XXXV (180) Now this Attila was the son of Mundiuch, and his brothers were Octar and Ruas who are said to have ruled before Attila, though not over quite so many tribes as he. After their death he succeeded to the throne of the Huns, together with his brother Bleda. In order that he might first be equal to the expedition he was preparing, he sought to increase his strength by murder. Thus he proceeded from the destruction of his own kindred to the menace of all others. (181) But though he increased his power by this shameful means, yet by the balance of justice he received the hideous consequences of his own cruelty. Now when his brother Bleda, who ruled over a great part of the Huns, had been slain by his treachery, Attila united all the people under his own rule. Gathering also a host of the other tribes which he then held under his sway, he sought to subdue the foremost nations of the world--the Romans and the Visigoths. (182) His army is said to have numbered five hundred thousand men. He was a man born into the world to shake the nations, the scourge of all lands, who in some way terrified all mankind by the dreadful rumors noised abroad concerning him. He was haughty in his walk, rolling his eyes hither and thither, so that the power of his proud spirit appeared in the movement of his body. He was indeed a lover of war, yet restrained in action, mighty in counsel, gracious to suppliants and lenient to those who were once received into his protection. He was short of stature, with a broad chest and a large head; his eyes were small, his beard thin and sprinkled with gray; and he had a flat nose and a swarthy complexion, showing the evidences of his origin. (183) And though his temper was such that he always had great self-confidence, yet his assurance was increased by finding the sword of Mars, always esteemed sacred among the kings of the Scythians. The historian Priscus says it was discovered under the following circumstances: "When a certain shepherd beheld one heifer of his flock limping and could find no cause for this wound, he anxiously followed the trail of blood and at length came to a sword it had unwittingly trampled while nibbling the grass. He dug it up and took it straight to Attila. He rejoiced at this gift and, being ambitious, thought he had been appointed ruler of the whole world, and that through the sword of Mars supremacy in all wars was assured to him."
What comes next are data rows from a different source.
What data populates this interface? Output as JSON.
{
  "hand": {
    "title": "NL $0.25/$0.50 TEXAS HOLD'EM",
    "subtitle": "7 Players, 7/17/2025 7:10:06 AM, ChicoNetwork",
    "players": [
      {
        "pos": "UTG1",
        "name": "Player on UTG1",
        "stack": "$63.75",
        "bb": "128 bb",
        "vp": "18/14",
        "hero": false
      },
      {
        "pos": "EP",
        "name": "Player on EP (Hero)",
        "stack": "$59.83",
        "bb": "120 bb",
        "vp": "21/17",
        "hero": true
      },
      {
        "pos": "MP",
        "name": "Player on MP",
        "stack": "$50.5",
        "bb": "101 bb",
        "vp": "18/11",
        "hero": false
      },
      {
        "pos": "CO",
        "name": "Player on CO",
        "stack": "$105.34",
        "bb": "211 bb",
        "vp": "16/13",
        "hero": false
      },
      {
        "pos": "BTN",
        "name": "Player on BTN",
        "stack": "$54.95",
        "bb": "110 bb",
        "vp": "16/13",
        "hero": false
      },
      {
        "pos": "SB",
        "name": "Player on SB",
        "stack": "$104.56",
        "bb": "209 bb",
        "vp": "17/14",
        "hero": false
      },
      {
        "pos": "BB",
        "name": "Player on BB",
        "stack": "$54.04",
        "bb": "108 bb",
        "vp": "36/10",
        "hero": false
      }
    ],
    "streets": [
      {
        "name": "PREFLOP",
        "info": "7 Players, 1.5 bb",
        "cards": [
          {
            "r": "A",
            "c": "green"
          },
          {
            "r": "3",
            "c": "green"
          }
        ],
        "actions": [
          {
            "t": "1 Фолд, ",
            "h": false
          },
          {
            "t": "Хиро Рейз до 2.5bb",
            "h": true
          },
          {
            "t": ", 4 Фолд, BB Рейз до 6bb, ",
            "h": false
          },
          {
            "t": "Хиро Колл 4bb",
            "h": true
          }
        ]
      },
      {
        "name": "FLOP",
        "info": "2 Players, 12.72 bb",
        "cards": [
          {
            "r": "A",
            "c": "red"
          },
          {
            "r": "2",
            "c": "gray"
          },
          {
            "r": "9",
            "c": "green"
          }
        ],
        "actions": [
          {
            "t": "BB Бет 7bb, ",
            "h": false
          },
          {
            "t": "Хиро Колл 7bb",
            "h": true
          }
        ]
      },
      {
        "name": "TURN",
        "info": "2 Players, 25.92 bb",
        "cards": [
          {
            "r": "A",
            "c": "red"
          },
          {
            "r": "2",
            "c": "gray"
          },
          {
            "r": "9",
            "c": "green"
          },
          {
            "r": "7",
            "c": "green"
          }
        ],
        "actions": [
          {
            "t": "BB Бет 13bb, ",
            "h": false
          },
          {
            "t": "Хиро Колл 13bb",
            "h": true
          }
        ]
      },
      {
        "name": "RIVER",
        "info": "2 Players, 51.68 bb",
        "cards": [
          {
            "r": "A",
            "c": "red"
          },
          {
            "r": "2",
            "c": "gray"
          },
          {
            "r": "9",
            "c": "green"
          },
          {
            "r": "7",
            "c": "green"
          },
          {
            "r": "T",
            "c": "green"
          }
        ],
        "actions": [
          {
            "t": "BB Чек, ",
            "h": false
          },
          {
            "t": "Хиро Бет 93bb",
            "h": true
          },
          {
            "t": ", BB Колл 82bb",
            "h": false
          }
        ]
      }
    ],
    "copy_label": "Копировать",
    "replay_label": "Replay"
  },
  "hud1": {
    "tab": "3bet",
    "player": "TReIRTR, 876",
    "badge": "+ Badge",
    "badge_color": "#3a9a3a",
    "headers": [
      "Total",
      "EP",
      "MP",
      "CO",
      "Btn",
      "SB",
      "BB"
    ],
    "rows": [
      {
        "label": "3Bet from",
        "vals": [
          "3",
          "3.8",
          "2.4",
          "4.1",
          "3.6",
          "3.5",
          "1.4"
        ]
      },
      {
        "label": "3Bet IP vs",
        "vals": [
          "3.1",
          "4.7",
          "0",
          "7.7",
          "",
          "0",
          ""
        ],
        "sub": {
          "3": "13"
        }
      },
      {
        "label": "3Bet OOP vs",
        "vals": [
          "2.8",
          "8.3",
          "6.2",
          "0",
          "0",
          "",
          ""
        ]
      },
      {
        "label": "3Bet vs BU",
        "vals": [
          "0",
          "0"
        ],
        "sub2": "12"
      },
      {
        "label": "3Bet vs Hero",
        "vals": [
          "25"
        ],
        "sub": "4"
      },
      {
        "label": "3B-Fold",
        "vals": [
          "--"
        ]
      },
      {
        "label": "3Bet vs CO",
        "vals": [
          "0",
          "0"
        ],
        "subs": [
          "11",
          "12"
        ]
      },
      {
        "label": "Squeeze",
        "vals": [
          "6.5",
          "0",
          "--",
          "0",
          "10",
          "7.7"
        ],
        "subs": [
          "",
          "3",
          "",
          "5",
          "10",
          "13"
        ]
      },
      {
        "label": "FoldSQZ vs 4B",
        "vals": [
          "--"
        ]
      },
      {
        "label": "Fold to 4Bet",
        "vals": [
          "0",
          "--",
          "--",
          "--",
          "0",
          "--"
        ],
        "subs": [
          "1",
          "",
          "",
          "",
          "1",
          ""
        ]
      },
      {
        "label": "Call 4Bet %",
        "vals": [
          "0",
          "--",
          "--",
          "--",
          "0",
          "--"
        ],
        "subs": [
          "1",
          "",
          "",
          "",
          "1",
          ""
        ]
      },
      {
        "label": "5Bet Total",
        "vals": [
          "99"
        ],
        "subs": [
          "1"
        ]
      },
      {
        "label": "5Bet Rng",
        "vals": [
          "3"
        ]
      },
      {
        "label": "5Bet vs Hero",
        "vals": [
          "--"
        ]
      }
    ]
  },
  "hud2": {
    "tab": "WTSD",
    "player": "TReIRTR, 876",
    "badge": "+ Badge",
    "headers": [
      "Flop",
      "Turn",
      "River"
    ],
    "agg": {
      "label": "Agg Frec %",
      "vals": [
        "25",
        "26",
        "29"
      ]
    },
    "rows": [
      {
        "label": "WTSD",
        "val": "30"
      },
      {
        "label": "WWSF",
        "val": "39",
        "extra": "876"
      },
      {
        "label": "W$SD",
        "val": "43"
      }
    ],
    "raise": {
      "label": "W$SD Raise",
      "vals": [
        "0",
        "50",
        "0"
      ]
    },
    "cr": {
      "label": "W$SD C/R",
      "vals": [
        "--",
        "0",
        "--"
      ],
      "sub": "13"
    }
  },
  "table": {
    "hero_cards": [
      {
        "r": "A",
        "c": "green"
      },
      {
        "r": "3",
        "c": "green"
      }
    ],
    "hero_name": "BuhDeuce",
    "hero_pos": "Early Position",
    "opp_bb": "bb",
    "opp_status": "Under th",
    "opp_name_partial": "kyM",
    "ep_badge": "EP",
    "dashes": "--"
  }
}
Of course none of these passages definitively prove that this myth, as outlined here, was known in the heathen-era, but taken together, there is much circumstantial evidence that this story is at least a good outline of a larger myth, well-known in heathen times, as evidenced by the great number and diversity of the sources which seem to refer to it

-William P Reaves